Wednesday, April 13, 2011
Horror on the Loch - David Whitelaw
The initial problem seems like something out of a John Dickson Carr novel. In the opening of the book a burial vault under observation is broken into and a body is stolen but no one was seen leaving with the corpse. I had great hopes for a thriller of a detective novel. The writing has wonderful Gothic atmosphere in the descriptive passages of the Scottish landscape and the cast of quirky minor characters. There is much hinting at supernatural interference. Among the possibilities discussed are a local legend of some beast that haunts the moors, a vampire when the carcass of a gigantic bat is found near the burial vault, and later when the sexton is found with his throat ripped open. All of this, however, is dismissed when the real reason for the bizarre events is discovered halfway through the book.
A local physician has been conducting genetic experiments (Island of Dr. Moreau redux) and one of the specimens from his collection of freakish animals escaped and killed the sexton. The hero discovers the stolen corpse in the lab and learns the physician was starting human experiments. His Malay servant was his earliest guinea pig in the first of the human experiments. He now has larger than normal hands and a freakishly out of proportion upper torso and odd facial features. The physician is killed in a fight with the protagonist who escapes with the doctor's niece from the gloomy castle and dungeon-like lab.

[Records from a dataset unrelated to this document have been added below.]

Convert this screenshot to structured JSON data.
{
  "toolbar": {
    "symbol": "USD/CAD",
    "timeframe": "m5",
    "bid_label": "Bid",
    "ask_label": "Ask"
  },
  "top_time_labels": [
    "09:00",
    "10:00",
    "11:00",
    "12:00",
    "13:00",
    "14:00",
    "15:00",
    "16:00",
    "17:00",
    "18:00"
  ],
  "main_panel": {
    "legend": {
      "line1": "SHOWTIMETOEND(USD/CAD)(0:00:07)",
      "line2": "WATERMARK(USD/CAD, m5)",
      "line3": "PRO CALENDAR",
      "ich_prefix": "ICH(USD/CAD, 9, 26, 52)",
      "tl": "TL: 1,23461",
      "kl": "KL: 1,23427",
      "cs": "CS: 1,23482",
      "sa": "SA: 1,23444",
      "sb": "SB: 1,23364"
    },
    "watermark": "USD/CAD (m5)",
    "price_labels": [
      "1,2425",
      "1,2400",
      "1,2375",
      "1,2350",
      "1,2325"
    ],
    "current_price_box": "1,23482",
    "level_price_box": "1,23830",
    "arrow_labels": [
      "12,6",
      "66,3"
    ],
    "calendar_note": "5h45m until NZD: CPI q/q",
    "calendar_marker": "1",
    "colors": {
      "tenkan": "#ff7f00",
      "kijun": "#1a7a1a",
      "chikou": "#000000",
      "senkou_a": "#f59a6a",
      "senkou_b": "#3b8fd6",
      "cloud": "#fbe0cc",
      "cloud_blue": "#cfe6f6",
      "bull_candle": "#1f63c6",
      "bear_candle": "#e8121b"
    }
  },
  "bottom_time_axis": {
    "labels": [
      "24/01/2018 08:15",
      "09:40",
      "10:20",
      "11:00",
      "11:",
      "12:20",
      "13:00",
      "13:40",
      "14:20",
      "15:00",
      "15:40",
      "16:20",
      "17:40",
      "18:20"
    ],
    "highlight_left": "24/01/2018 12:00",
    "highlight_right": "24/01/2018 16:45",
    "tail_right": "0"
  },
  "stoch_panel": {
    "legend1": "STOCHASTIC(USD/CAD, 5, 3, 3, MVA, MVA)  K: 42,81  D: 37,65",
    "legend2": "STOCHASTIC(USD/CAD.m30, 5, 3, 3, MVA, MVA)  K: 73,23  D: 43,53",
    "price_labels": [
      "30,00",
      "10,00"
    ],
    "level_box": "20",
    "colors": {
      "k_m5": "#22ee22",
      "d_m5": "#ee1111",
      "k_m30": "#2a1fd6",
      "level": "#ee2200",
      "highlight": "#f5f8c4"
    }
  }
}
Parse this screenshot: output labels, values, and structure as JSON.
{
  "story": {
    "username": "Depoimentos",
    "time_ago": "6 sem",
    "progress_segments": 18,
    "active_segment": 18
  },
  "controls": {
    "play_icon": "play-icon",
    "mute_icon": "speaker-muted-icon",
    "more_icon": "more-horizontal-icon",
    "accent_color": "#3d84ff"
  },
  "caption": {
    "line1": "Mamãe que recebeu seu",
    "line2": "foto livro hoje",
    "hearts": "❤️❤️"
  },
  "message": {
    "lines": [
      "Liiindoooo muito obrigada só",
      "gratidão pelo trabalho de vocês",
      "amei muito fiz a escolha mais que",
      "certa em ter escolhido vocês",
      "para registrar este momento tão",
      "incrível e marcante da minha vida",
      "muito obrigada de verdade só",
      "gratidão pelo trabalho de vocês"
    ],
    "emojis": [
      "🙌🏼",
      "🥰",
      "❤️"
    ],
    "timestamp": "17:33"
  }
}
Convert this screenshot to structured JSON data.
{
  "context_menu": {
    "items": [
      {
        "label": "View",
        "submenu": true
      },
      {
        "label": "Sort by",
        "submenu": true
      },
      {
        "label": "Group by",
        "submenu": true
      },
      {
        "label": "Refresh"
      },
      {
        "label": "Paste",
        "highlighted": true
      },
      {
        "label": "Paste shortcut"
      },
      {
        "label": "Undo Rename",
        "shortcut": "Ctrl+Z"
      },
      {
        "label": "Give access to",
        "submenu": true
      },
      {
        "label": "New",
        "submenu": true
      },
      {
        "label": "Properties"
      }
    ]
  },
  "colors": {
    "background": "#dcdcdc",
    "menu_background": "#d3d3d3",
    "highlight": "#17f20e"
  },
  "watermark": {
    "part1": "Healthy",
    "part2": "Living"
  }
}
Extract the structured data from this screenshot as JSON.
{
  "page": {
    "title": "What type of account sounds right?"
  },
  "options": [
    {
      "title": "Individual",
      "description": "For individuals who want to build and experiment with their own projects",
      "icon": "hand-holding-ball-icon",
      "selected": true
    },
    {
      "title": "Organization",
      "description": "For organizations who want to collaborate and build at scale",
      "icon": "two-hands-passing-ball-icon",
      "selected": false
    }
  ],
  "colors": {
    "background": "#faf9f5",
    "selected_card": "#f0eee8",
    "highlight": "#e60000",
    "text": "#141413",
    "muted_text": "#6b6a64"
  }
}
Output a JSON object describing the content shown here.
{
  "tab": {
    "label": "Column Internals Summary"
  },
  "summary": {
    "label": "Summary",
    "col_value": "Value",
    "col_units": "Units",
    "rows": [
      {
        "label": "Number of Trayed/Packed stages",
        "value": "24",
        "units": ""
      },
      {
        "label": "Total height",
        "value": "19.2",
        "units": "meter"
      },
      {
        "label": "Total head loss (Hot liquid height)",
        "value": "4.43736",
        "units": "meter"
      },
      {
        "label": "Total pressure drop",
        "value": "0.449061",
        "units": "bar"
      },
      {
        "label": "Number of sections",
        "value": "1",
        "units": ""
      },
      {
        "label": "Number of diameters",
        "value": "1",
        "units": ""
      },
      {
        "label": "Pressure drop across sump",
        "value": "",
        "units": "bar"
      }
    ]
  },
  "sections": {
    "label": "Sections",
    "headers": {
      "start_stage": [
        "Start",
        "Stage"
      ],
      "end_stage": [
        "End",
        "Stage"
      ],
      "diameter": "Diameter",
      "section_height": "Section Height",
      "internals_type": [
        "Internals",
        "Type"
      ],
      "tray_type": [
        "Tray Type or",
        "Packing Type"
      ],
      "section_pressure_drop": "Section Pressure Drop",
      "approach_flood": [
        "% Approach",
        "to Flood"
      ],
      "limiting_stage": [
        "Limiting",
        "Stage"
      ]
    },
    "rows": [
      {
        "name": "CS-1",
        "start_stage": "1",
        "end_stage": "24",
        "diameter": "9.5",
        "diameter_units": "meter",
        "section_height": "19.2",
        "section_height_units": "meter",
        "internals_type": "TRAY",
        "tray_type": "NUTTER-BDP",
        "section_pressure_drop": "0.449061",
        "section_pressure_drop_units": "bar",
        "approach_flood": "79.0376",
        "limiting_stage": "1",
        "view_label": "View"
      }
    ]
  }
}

The rest of the book is spent in looking for a stolen treasure (a second reason for the burial vault break-in) and locating a black sheep relative of the stolen corpse who was responsible for hiring a crook to break into the vault. No supernatural content at all. More science fiction horror than anything else. It might be worth reading some of his other books to see if he was a Carr wanna-be.